:: Raw data

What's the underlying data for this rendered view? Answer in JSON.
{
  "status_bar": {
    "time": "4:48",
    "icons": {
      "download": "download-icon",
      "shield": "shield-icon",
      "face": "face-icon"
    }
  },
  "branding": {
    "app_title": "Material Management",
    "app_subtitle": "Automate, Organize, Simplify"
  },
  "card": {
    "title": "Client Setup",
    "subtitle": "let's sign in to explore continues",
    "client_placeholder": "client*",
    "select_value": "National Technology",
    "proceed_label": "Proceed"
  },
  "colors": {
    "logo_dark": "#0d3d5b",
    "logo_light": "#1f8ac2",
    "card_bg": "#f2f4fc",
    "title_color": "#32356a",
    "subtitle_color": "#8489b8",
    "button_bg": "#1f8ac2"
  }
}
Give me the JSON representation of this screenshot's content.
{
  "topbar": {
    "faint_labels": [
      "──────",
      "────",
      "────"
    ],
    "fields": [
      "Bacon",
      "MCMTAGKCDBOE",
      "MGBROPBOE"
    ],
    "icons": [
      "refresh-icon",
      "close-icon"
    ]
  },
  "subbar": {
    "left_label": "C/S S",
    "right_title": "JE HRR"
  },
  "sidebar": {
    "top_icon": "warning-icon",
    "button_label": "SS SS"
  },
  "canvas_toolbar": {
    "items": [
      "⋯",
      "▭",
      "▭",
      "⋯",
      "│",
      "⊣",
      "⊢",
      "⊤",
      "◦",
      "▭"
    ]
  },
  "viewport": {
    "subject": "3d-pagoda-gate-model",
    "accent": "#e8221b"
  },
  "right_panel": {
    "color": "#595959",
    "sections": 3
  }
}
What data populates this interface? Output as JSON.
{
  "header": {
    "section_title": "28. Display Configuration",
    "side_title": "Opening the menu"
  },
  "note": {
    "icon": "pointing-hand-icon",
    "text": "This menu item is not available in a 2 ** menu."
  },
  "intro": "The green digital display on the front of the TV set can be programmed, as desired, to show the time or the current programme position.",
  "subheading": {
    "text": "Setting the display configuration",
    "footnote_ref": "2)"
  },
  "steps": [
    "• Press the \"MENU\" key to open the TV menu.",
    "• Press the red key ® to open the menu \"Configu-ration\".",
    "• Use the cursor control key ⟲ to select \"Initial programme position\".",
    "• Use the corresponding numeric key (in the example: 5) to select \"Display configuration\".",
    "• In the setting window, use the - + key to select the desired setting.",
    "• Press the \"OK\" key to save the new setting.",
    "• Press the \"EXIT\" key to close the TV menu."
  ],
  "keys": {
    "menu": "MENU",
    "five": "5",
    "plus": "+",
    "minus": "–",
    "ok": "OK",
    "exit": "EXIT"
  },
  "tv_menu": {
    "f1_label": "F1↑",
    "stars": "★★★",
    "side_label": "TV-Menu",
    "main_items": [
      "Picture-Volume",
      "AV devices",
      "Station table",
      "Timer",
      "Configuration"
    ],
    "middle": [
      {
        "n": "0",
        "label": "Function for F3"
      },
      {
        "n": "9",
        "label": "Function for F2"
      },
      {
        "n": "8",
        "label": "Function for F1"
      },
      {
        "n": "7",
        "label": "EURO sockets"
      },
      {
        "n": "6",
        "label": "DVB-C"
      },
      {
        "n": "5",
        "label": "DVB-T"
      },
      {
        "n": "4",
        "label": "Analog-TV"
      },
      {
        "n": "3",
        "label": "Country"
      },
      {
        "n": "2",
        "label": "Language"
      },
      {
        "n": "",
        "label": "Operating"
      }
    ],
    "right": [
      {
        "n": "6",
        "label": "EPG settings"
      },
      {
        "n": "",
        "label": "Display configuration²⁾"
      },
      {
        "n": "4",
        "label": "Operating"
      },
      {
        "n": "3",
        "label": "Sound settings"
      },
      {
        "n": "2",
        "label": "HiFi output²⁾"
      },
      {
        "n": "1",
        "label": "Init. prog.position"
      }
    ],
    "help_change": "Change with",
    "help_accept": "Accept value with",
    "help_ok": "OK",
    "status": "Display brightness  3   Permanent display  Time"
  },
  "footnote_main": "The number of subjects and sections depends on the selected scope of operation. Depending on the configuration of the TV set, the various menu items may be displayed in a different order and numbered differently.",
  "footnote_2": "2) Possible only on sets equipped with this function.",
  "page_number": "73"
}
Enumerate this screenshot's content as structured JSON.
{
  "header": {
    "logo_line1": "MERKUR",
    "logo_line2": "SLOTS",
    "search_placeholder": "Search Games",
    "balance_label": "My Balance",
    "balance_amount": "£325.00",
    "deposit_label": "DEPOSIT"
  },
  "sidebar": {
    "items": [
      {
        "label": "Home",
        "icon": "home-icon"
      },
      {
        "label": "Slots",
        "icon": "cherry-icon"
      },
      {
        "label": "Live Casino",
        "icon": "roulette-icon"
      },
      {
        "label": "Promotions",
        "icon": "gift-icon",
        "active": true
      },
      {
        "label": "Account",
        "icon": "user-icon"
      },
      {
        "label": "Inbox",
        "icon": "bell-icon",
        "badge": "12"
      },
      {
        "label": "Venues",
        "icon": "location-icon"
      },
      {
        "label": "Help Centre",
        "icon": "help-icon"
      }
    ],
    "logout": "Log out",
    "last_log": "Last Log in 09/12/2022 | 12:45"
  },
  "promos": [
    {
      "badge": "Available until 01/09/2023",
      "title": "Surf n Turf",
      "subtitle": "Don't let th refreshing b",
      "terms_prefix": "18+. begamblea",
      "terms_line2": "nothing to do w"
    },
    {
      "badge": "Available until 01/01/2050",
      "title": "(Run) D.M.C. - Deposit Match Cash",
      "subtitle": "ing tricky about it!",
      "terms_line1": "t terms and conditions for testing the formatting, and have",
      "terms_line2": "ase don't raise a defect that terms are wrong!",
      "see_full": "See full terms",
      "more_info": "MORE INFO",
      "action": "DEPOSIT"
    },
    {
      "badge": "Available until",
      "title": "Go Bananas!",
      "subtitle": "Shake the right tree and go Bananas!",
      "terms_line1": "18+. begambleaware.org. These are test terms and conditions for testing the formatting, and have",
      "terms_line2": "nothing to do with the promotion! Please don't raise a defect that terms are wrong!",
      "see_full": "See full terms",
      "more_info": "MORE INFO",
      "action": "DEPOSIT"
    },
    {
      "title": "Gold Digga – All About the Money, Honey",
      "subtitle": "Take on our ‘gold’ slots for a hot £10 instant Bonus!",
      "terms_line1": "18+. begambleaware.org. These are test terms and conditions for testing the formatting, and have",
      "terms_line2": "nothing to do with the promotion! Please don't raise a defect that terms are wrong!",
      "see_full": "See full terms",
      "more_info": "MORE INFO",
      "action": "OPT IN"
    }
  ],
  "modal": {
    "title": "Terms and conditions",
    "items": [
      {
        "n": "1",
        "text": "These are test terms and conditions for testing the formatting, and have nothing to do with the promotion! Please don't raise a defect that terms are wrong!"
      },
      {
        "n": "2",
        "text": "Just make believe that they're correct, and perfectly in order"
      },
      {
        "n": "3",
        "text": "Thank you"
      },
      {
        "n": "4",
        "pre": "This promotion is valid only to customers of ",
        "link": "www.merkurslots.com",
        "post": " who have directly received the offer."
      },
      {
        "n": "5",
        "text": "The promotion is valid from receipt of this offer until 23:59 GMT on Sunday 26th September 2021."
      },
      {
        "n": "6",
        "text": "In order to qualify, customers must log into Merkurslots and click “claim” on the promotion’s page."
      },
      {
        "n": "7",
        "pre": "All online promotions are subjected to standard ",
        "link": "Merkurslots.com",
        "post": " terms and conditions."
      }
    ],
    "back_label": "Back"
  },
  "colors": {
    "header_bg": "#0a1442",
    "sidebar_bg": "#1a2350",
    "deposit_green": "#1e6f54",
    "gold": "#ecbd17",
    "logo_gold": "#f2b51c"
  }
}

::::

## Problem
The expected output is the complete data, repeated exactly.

## Your response
What's the underlying data for this rendered view? Answer in JSON.
{
  "status_bar": {
    "time": "4:48",
    "icons": {
      "download": "download-icon",
      "shield": "shield-icon",
      "face": "face-icon"
    }
  },
  "branding": {
    "app_title": "Material Management",
    "app_subtitle": "Automate, Organize, Simplify"
  },
  "card": {
    "title": "Client Setup",
    "subtitle": "let's sign in to explore continues",
    "client_placeholder": "client*",
    "select_value": "National Technology",
    "proceed_label": "Proceed"
  },
  "colors": {
    "logo_dark": "#0d3d5b",
    "logo_light": "#1f8ac2",
    "card_bg": "#f2f4fc",
    "title_color": "#32356a",
    "subtitle_color": "#8489b8",
    "button_bg": "#1f8ac2"
  }
}
Give me the JSON representation of this screenshot's content.
{
  "topbar": {
    "faint_labels": [
      "──────",
      "────",
      "────"
    ],
    "fields": [
      "Bacon",
      "MCMTAGKCDBOE",
      "MGBROPBOE"
    ],
    "icons": [
      "refresh-icon",
      "close-icon"
    ]
  },
  "subbar": {
    "left_label": "C/S S",
    "right_title": "JE HRR"
  },
  "sidebar": {
    "top_icon": "warning-icon",
    "button_label": "SS SS"
  },
  "canvas_toolbar": {
    "items": [
      "⋯",
      "▭",
      "▭",
      "⋯",
      "│",
      "⊣",
      "⊢",
      "⊤",
      "◦",
      "▭"
    ]
  },
  "viewport": {
    "subject": "3d-pagoda-gate-model",
    "accent": "#e8221b"
  },
  "right_panel": {
    "color": "#595959",
    "sections": 3
  }
}
What data populates this interface? Output as JSON.
{
  "header": {
    "section_title": "28. Display Configuration",
    "side_title": "Opening the menu"
  },
  "note": {
    "icon": "pointing-hand-icon",
    "text": "This menu item is not available in a 2 ** menu."
  },
  "intro": "The green digital display on the front of the TV set can be programmed, as desired, to show the time or the current programme position.",
  "subheading": {
    "text": "Setting the display configuration",
    "footnote_ref": "2)"
  },
  "steps": [
    "• Press the \"MENU\" key to open the TV menu.",
    "• Press the red key ® to open the menu \"Configu-ration\".",
    "• Use the cursor control key ⟲ to select \"Initial programme position\".",
    "• Use the corresponding numeric key (in the example: 5) to select \"Display configuration\".",
    "• In the setting window, use the - + key to select the desired setting.",
    "• Press the \"OK\" key to save the new setting.",
    "• Press the \"EXIT\" key to close the TV menu."
  ],
  "keys": {
    "menu": "MENU",
    "five": "5",
    "plus": "+",
    "minus": "–",
    "ok": "OK",
    "exit": "EXIT"
  },
  "tv_menu": {
    "f1_label": "F1↑",
    "stars": "★★★",
    "side_label": "TV-Menu",
    "main_items": [
      "Picture-Volume",
      "AV devices",
      "Station table",
      "Timer",
      "Configuration"
    ],
    "middle": [
      {
        "n": "0",
        "label": "Function for F3"
      },
      {
        "n": "9",
        "label": "Function for F2"
      },
      {
        "n": "8",
        "label": "Function for F1"
      },
      {
        "n": "7",
        "label": "EURO sockets"
      },
      {
        "n": "6",
        "label": "DVB-C"
      },
      {
        "n": "5",
        "label": "DVB-T"
      },
      {
        "n": "4",
        "label": "Analog-TV"
      },
      {
        "n": "3",
        "label": "Country"
      },
      {
        "n": "2",
        "label": "Language"
      },
      {
        "n": "",
        "label": "Operating"
      }
    ],
    "right": [
      {
        "n": "6",
        "label": "EPG settings"
      },
      {
        "n": "",
        "label": "Display configuration²⁾"
      },
      {
        "n": "4",
        "label": "Operating"
      },
      {
        "n": "3",
        "label": "Sound settings"
      },
      {
        "n": "2",
        "label": "HiFi output²⁾"
      },
      {
        "n": "1",
        "label": "Init. prog.position"
      }
    ],
    "help_change": "Change with",
    "help_accept": "Accept value with",
    "help_ok": "OK",
    "status": "Display brightness  3   Permanent display  Time"
  },
  "footnote_main": "The number of subjects and sections depends on the selected scope of operation. Depending on the configuration of the TV set, the various menu items may be displayed in a different order and numbered differently.",
  "footnote_2": "2) Possible only on sets equipped with this function.",
  "page_number": "73"
}
Enumerate this screenshot's content as structured JSON.
{
  "header": {
    "logo_line1": "MERKUR",
    "logo_line2": "SLOTS",
    "search_placeholder": "Search Games",
    "balance_label": "My Balance",
    "balance_amount": "£325.00",
    "deposit_label": "DEPOSIT"
  },
  "sidebar": {
    "items": [
      {
        "label": "Home",
        "icon": "home-icon"
      },
      {
        "label": "Slots",
        "icon": "cherry-icon"
      },
      {
        "label": "Live Casino",
        "icon": "roulette-icon"
      },
      {
        "label": "Promotions",
        "icon": "gift-icon",
        "active": true
      },
      {
        "label": "Account",
        "icon": "user-icon"
      },
      {
        "label": "Inbox",
        "icon": "bell-icon",
        "badge": "12"
      },
      {
        "label": "Venues",
        "icon": "location-icon"
      },
      {
        "label": "Help Centre",
        "icon": "help-icon"
      }
    ],
    "logout": "Log out",
    "last_log": "Last Log in 09/12/2022 | 12:45"
  },
  "promos": [
    {
      "badge": "Available until 01/09/2023",
      "title": "Surf n Turf",
      "subtitle": "Don't let th refreshing b",
      "terms_prefix": "18+. begamblea",
      "terms_line2": "nothing to do w"
    },
    {
      "badge": "Available until 01/01/2050",
      "title": "(Run) D.M.C. - Deposit Match Cash",
      "subtitle": "ing tricky about it!",
      "terms_line1": "t terms and conditions for testing the formatting, and have",
      "terms_line2": "ase don't raise a defect that terms are wrong!",
      "see_full": "See full terms",
      "more_info": "MORE INFO",
      "action": "DEPOSIT"
    },
    {
      "badge": "Available until",
      "title": "Go Bananas!",
      "subtitle": "Shake the right tree and go Bananas!",
      "terms_line1": "18+. begambleaware.org. These are test terms and conditions for testing the formatting, and have",
      "terms_line2": "nothing to do with the promotion! Please don't raise a defect that terms are wrong!",
      "see_full": "See full terms",
      "more_info": "MORE INFO",
      "action": "DEPOSIT"
    },
    {
      "title": "Gold Digga – All About the Money, Honey",
      "subtitle": "Take on our ‘gold’ slots for a hot £10 instant Bonus!",
      "terms_line1": "18+. begambleaware.org. These are test terms and conditions for testing the formatting, and have",
      "terms_line2": "nothing to do with the promotion! Please don't raise a defect that terms are wrong!",
      "see_full": "See full terms",
      "more_info": "MORE INFO",
      "action": "OPT IN"
    }
  ],
  "modal": {
    "title": "Terms and conditions",
    "items": [
      {
        "n": "1",
        "text": "These are test terms and conditions for testing the formatting, and have nothing to do with the promotion! Please don't raise a defect that terms are wrong!"
      },
      {
        "n": "2",
        "text": "Just make believe that they're correct, and perfectly in order"
      },
      {
        "n": "3",
        "text": "Thank you"
      },
      {
        "n": "4",
        "pre": "This promotion is valid only to customers of ",
        "link": "www.merkurslots.com",
        "post": " who have directly received the offer."
      },
      {
        "n": "5",
        "text": "The promotion is valid from receipt of this offer until 23:59 GMT on Sunday 26th September 2021."
      },
      {
        "n": "6",
        "text": "In order to qualify, customers must log into Merkurslots and click “claim” on the promotion’s page."
      },
      {
        "n": "7",
        "pre": "All online promotions are subjected to standard ",
        "link": "Merkurslots.com",
        "post": " terms and conditions."
      }
    ],
    "back_label": "Back"
  },
  "colors": {
    "header_bg": "#0a1442",
    "sidebar_bg": "#1a2350",
    "deposit_green": "#1e6f54",
    "gold": "#ecbd17",
    "logo_gold": "#f2b51c"
  }
}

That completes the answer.